Released: 4th December
Seen: 28th December
When it comes to movies and their quality, there are no real definitive answers. A film that I love is one that you may hate and vice versa… there is, of course, an exception to this statement. Namely, if you answer “What is the greatest movie of all time” with any movie other than “Citizen Kane”, you are factually inaccurate in the eyes of everyone who would bother to ask that question and will probably be stoned in the streets.
It’s a film that’s influenced almost every film that followed it, even if the filmmakers didn’t see Citizen Kane because the things that Orson Welles did had never been done before and everyone wanted to copy. Indeed, the film is a testament to Orson Welles’ talent since he was the director, producer, actor and writer of a film that changed cinema… OK, he was ONE of the two writers, but for the longest time people almost forgot that there was a second writer, so Netflix is here to change that.
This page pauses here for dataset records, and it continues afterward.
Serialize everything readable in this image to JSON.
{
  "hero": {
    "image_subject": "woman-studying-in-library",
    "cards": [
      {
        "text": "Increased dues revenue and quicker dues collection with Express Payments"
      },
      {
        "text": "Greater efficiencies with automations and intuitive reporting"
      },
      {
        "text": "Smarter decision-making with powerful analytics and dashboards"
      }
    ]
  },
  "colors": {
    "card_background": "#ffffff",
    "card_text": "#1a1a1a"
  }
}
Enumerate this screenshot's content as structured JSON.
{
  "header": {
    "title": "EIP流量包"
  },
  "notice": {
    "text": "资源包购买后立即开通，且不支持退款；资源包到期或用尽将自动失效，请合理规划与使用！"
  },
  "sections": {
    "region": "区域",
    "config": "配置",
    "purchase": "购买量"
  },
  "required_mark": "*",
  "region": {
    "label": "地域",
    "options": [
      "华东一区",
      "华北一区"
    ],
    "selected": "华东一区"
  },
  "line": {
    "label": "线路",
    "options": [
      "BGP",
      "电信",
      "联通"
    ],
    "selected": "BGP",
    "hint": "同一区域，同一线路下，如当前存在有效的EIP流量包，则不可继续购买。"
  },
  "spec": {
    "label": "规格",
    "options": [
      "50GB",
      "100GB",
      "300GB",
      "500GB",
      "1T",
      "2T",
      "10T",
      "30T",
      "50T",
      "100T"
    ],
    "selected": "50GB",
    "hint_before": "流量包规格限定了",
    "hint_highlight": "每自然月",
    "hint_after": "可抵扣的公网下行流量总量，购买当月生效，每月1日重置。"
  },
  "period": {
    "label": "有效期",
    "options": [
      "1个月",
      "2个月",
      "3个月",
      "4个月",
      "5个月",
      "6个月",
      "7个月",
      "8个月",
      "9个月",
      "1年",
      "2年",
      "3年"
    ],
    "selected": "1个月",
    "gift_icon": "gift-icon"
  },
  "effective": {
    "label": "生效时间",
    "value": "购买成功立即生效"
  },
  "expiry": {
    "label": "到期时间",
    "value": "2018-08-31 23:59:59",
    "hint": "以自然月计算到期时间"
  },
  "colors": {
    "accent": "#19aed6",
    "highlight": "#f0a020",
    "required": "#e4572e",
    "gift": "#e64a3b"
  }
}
Mank is the story of that second writer, Herman J. Mankiewicz (Gary Oldman) and his experiences writing the bulk of the script that would become Citizen Kane. Intercut with flashbacks showing how Mankiewicz navigated the strange politics of 1930s Hollywood, his relationships with figures like William Randolph Hearst and Irving Thalberg and the severity of his alcoholism. The film paints a full picture of this largely forgotten figure of cinematic history in a visually stunning way. How a man who produced three Marx Brothers films and worked on The Wizard of Oz could be forgotten is beyond me but… well, when you think of Citizen Kane, can we admit that most of us stop after we get to Welles? .
Saying “Oh this David Fincher movie looks good” normally feels like saying “Oh this Oxygen does a really good job of keeping me breathing” but the decision to borrow the visuals from Citizen Kane to tell the story of Mank is the touch of genius that elevates this film. Every shot feels lifted right out of a 1930s film with perfect lighting and composition, the kind that you can tell probably took Fincher a hundred takes just to get the exact right burst of light in the background of a shot. Seriously, this is on that list of films where every frame could be printed into a poster and hung on the wall like a work of art.
It also shouldn’t be a shock that Mank is one of the best written films of the year, you’d hope it would be since it’s about one of the greatest script writers of all time. Every line of dialogue just flows effortlessly with just the right amount of wit to keep the film engaging. Admittedly there are moments when the need to make each line a witty retort feels a little forced, not everything a writer says out loud is a perfect witticism that is ready to be put in a book of hilarious quotes, but then again that forced perfection also ties in well with the 1930s Hollywood aesthetic where everything was forced to be as close to perfect as possible.
A cynic might look at this film as pure awards bait since it features so many things that the Academy loves, namely being a black & white film about old Hollywood that’s at least trying to be a biopic (though take a lot of this with a grain of salt). However, even if this is just playing for awards it’s also just a genuinely well made film with some great performances, led by Oldman who is delivering one of the best performances of his career (which is saying a lot considering the other performances he’s given).
You can certainly see this being the kind of film that the Academy will love and some audiences might tune out of because it is definitely a lot to take in, with it’s time jumps and large amount of time spent behind the scenes of old Hollywood. Indeed, it’s the kind of film you have to be in the right frame of mind to really get into if the fact that I needed multiple viewings to be able to write this is any indication.
However, once you are in the right frame of mind for this movie, Mank is incredibly enjoyable and expertly made with some of the best cinematography of the year and performances you will love. It’s one of those films that demands all your attention and hopes you know at least a little bit about 1930s cinema to properly enjoy it, and it definitely deserves to make such an ask considering how good it is.